- ANITA (lets him know she's aware he's under pressure and how she feels about chasing him; is also frank about her own urgent need): Steve, I know you’re under pressure so I feel bad about chasing you. But I’m very worried. If I don’t get the information you promised me last week I’ll miss a crucial deadline.
- STEVE (takes her seriously because she's being open and frank about how she feels; and it doesn't even occur to him to shut the door on her because she's also taking his problems seriously; he feels he can be frank with her, too): Sorry, Anita. This is a bad timing, I’m afraid. I’m in the middle of a crisis. I was hoping the information you needed wasn’t urgent.
- ANITA (once being open and frank she says why her need is so urgent): Now I’m even more worried. If I miss this deadline we could lose a major customer.
- STEVE (realises that whatever difficulties he faces, even more trouble will be caused if he fails to cooperate; starts thinking about how he can make time to do it): Hmm, I see.
- ANITA (can hear he's thinking, so waits patiently and encourages him time to let off steam): I’m obviously giving you a headache.
- STEVE (sighs): I’ll have to explain to my director why he’ll have to wait. He’s not going to like it.
- ANITA (continues being patient and honest): I wish I didn’t have to put you under pressure. Is there any way I can help?
- STEVE (lets out another big sigh; has by now adjusted to doing something he was at first reluctant to do): No, it’s okay Anita. I guess it’s not the end of the world. I’ll get on to it right away.
- ANITA (once again genuine and honest): I’m relieved. Thank you, Steve.
A comment on the second example
This time, instead of ending up afraid and suspicious of one-another they ended up with more mutual respect, understanding and trust. Anita had been much more successful in building rapport.
How did she achieve this? The simple answer is that she found a way of talking about her own and Steve’s feelings, and that enabled them to connect with one-another and resolve their difficulty rationally and harmoniously.
What are the two crucial rapport building skills?
- recognising, respecting and acknowledging his feelings and needs – this is what we're calling empathy,
- honestly admitting her own feelings and needs – this is what we're calling assertiveness.
Poor ability to create rapport is a handicap both in life and at work.
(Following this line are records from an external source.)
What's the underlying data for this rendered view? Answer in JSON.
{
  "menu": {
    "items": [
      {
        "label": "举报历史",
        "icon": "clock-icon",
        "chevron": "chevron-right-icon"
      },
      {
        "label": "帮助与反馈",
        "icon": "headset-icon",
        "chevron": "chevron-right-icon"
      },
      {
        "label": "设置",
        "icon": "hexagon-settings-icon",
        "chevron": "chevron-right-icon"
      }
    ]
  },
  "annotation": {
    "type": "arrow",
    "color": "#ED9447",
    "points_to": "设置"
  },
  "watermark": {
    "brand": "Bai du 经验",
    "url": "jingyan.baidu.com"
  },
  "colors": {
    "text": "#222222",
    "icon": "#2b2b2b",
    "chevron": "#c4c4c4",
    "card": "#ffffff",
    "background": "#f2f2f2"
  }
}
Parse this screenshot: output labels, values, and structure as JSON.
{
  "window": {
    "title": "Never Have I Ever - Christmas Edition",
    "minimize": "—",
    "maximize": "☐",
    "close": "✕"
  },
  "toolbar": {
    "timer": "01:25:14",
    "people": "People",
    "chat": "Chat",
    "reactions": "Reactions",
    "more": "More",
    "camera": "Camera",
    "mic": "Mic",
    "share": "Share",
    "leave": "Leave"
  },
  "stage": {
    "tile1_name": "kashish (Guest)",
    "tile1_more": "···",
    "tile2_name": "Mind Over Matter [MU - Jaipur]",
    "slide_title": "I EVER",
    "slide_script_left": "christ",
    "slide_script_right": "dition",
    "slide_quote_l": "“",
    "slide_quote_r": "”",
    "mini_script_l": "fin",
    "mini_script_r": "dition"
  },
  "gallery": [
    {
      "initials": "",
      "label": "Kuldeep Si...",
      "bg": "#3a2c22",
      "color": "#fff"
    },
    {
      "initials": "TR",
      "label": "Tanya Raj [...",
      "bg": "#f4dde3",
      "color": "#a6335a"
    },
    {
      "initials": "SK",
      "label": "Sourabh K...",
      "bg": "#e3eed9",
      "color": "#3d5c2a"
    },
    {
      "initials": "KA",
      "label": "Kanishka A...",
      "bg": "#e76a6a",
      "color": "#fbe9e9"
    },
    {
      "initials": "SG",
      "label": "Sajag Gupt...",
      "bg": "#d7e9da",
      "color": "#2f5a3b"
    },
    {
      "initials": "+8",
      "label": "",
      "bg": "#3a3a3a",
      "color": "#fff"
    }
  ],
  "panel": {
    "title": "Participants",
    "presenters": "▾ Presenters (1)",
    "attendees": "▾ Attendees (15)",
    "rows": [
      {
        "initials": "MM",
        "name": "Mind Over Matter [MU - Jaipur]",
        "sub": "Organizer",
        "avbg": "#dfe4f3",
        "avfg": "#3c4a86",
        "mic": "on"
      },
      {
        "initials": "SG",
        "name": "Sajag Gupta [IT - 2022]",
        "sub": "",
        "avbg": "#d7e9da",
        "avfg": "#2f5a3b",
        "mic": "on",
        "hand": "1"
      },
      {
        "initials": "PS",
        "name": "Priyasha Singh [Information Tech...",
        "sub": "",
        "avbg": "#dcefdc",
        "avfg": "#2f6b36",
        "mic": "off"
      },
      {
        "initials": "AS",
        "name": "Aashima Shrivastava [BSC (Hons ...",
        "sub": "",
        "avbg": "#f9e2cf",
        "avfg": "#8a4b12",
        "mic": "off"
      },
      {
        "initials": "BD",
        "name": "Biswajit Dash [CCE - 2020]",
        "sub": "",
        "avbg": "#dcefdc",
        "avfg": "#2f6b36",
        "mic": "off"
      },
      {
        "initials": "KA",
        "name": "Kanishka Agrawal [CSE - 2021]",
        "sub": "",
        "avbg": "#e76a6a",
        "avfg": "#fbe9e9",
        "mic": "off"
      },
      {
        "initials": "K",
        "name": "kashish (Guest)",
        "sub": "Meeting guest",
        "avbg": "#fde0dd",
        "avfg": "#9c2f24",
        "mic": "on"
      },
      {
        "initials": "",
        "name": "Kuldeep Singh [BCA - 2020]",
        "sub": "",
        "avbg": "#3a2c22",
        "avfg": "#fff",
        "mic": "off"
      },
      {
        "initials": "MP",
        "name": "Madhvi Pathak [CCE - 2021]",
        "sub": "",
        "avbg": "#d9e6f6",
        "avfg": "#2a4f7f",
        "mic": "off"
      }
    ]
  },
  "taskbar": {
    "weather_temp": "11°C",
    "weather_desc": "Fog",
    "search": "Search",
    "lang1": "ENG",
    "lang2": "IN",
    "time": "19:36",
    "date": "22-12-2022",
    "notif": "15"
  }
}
This course gives you the two crucial emotional intelligence skills you need for creating or building rapport. We help you examine what you say and the way you say it, the extent to which it builds or detracts from your rapport with others, and what changes you could make that would increase your rapport. Then we help you practise until you're confident you succeed in building rapport. The course includes a great deal of private and confidential one-to-one coaching.
Proven training that gives managers, leaders and professionals the exact steps you need to build rapport - quickly
Why a FREE initial coaching session will help you
- Have a foretaste of what you can get from the course.
- It's a no commitment way to see if this training is relevant for you.
- Gently explore in a safe, un-pressured atmosphere where we can diagnose your training needs, answer any questions and give you something practical you can use right away that'll help you handle a difficult situation more successfully at work.
- Learn what to say, and how to say it to achieve the results you want.
- Click here for more information